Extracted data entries
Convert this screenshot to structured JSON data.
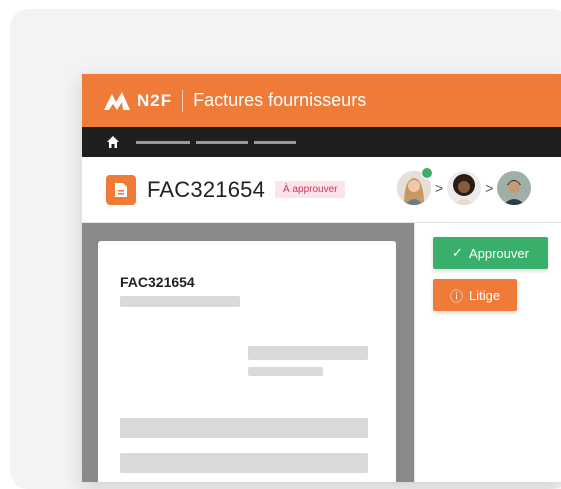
{
  "header": {
    "brand": "N2F",
    "title": "Factures fournisseurs",
    "colors": {
      "brand": "#f07a37",
      "nav": "#1f1f1f"
    }
  },
  "nav": {
    "icon": "home-icon"
  },
  "invoice": {
    "id": "FAC321654",
    "status": "À approuver",
    "approvers_chevron": ">"
  },
  "document": {
    "id": "FAC321654"
  },
  "actions": {
    "approve_label": "Approuver",
    "approve_icon": "✓",
    "dispute_label": "Litige",
    "dispute_icon": "ⓘ",
    "colors": {
      "approve": "#3aaf6b",
      "dispute": "#f07a37"
    }
  }
}
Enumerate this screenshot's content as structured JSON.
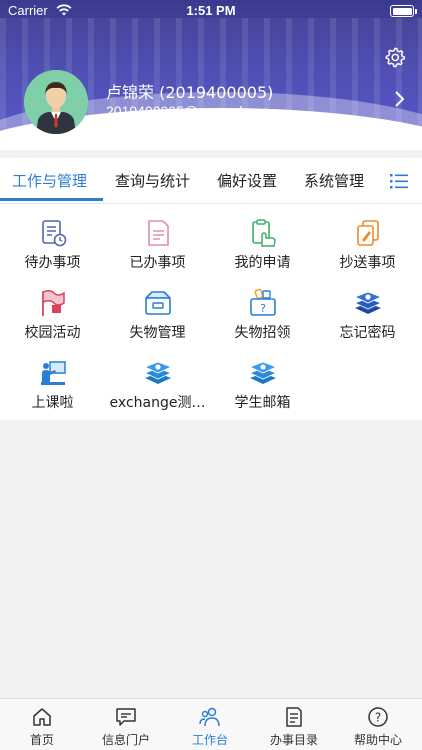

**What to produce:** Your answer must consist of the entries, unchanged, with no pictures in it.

**Exercise result:**
Convert this screenshot to structured JSON data.
{
  "header": {
    "brand": "N2F",
    "title": "Factures fournisseurs",
    "colors": {
      "brand": "#f07a37",
      "nav": "#1f1f1f"
    }
  },
  "nav": {
    "icon": "home-icon"
  },
  "invoice": {
    "id": "FAC321654",
    "status": "À approuver",
    "approvers_chevron": ">"
  },
  "document": {
    "id": "FAC321654"
  },
  "actions": {
    "approve_label": "Approuver",
    "approve_icon": "✓",
    "dispute_label": "Litige",
    "dispute_icon": "ⓘ",
    "colors": {
      "approve": "#3aaf6b",
      "dispute": "#f07a37"
    }
  }
}
Enumerate this screenshot's content as structured JSON.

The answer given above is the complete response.